Citing PatentFiling datePublication dateApplicantTitle
US8640733Oct 9, 2012Feb 4, 2014Brasscraft Manufacturing CompanyExcess flow cartridge
US8750561Feb 29, 2012Jun 10, 2014United Technologies CorporationMethod of detecting material in a part
Classifications
U.S. Classification137/454.2, 137/505.41, 137/495
International ClassificationG05D16/08
Cooperative ClassificationB05B1/3013, G05D16/0658, F16K41/12

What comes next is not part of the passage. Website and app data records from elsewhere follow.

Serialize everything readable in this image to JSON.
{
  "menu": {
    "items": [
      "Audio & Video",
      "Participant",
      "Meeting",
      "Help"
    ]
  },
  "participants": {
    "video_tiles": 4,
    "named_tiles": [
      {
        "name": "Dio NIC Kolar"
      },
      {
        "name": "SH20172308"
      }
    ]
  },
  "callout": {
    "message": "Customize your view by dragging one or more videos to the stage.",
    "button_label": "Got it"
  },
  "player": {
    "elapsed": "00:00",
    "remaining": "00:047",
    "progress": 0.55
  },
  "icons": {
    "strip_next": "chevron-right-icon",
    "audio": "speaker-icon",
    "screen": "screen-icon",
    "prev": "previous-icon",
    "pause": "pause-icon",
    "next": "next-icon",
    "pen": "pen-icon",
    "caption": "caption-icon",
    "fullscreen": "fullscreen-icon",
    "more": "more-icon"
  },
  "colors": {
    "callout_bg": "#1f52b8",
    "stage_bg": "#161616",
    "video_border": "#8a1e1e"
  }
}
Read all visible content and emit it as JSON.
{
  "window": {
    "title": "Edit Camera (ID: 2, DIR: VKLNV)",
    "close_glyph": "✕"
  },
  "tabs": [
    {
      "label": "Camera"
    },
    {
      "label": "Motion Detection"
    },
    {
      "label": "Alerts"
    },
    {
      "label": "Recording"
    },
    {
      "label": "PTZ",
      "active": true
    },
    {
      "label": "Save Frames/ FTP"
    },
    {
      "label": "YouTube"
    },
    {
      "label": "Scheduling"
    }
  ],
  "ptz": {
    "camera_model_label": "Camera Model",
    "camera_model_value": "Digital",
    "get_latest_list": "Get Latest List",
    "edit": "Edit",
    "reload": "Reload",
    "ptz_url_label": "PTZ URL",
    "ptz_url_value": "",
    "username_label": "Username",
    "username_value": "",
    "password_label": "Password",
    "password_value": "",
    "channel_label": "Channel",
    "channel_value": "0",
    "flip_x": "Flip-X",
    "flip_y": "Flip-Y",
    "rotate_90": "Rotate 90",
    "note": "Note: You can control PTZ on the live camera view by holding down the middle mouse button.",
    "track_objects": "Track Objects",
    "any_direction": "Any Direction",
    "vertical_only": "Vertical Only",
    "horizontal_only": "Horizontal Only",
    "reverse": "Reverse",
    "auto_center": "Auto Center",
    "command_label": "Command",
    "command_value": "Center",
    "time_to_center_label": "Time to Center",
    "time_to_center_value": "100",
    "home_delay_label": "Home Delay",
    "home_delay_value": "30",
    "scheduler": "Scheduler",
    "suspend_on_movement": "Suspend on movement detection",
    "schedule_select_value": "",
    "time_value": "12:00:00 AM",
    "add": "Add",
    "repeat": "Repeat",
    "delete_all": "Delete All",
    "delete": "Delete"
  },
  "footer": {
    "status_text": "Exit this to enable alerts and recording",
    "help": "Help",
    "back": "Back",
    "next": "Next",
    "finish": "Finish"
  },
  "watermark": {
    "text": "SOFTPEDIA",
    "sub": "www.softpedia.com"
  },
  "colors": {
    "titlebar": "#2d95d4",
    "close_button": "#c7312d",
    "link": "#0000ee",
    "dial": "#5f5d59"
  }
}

European ClassificationB05B1/30B, G05D16/06H8D2, F16K41/12
Legal Events
DateCodeEventDescription
Apr 9, 2014FPAYFee payment
Year of fee payment: 4
Sep 7, 2007ASAssignment
Owner name: GLOBAL AGRICULTURAL TECHNOLOGY AND ENGINEERING, LL
Free format text: ASSIGNMENT OF ASSIGNORS INTEREST;ASSIGNORS:NEWTON, JOHN R., MR.;BROOKE, PETER J., MR.;REEL/FRAME:019796/0969
Effective date: 20070906